On contemporary art

Share : , ,

Getting their hands dirty (detail)

In guise of an artistic manifesto...

For several years now in the artistic community, the adjective « contemporary » has raised debate and controversy. Does it apply to all that is “of this time” or is its meaning limited to “what makes art move forward”? Today the dominant discourse, the official discourse, only seems to apply the label “contemporary” to artworks which conform to a certain number of unwritten rules and criteria. Technocrats and cultural managers, who don’t have any artistic practice, use it in a consensual, exclusive way. Their one-sided discourse has metamorphosed itself into ideology.

We find it hard to accept this dominant and dogmatic discourse. What right do technocrats and cultural functionaries have to impose context, hierarchy and the definitions of today’s artistic production. What authority do they have to so direct art criticism? With what criteria do they exclude certain types of material used to make art works considering them outdated? To merit the label of “contemporary” given by cultural technocrats, the only thing that seems to be taken into account is what a work is made of – or rather with what it shouldn’t be made of.

How often does the artist who admits producing painting on canvas or sculpture with wood have his / her work rejected by a technocratic employee of a cultural institution even before he / she can explain the project. In the realm of contemporary art, the meaning or the message of the work seems a secondary criterion when it is question of evaluating artistic worth. And of course, for the technocrats who decide, it’s completely futile to talk about the aesthetic dimension in a work of art. For them, that is the definitive sign of outdatedness.

Their “contemporary art” often transforms the art object into a fetish. As proof we only need to look at the innumerable “installations” centred around an object “infused” (by the artist) with history: a used tampon, a brick from this or that wall, a torn photo in a cardboard box, the television screen showing a never ending cycle of static electricity from the universe…The public is invited to specially NOT appraise the object for its aesthetic reality but to reflect upon what it represents. We will then be asked to fill this gapping space left open for “reflection” with discourse taking the spectator far from the realm of sensation. From then on the artwork only exists an expression of the discourse grafted onto it. However, the artists making installations often say that their work is not an art of representation; nor is it an object to be admired aesthetically. So we ask a simple question: What is it then?
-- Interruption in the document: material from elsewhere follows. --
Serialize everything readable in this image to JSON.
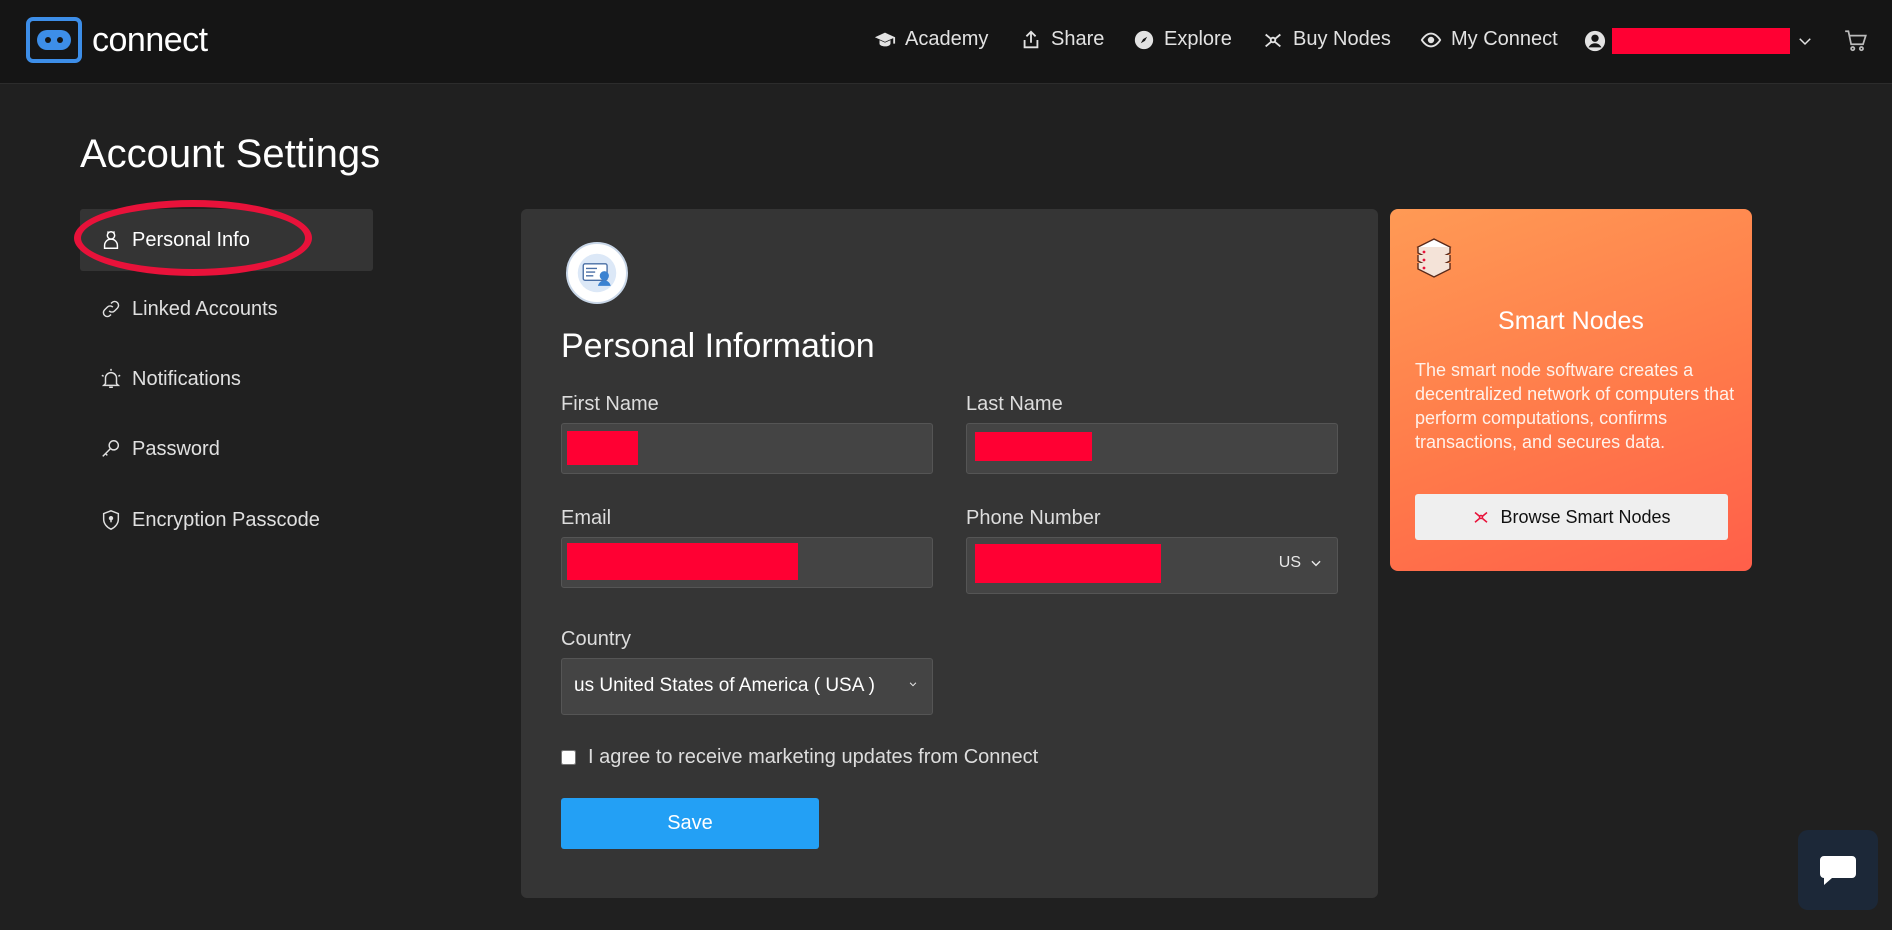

One of the major problems in the art world today resides in the difficulty to apprehend the world that is being structured around us, to seize hold of the new divisions that are shaping it. However we refuse to fall into complaisance, or cynicism which makes every artistic proposition emptier than the next, its importance inversely proportional to the weight of its verbal (or verbose) justification and structured discourse. We don’t want to be simultaneously victims and accomplices of a process whose intention is to eliminate all artworks that don’t conform to this sort of grafted empty discourse.

We would like to raise the level of debate around contemporary art to a level where it would be possible, without being accused of blasphemy, to disagree with an artistic proposition which, for example, proclaims as exultant stripes placed 8,7 cms from each other as in Daniel Buren’s work.

In the late sixties, Marshall Macluhan stated that “the medium is the message”. We would like to think that the message in the artwork could be found elsewhere than in the materials used to make it, but also that the message be legible in the work itself, not a crutch pinned on a wall next to it. We have something to make and to say independently of the medium used to make the work.

In the fight against the escalation in vacuity in art and in society in general, we have a duty to structure meaning.

Collectors who buy works of art by an artist working outside the dominant discourse often have an emotional even passionate relationship with the artwork: they can speak of falling in love with the artwork. We don’t dismiss the emotional aspect behind art. Art can also be beautiful.

Tired of the hermetic schools, tendencies and cenacles in art, refusing broad reaching judgements and a priori classifications, we believe in an art which is open to all forms of expression and supports, provided that it bears the seed of real desire to communicate and to generate thought and reaction.

We hope that our work fits into a long-term perspective of artistic expression outside of ephemeral tendencies. The only urgency for us determining our approach is the desire to communicate with a real public, capable of thinking and feeling.

Bruce Clarke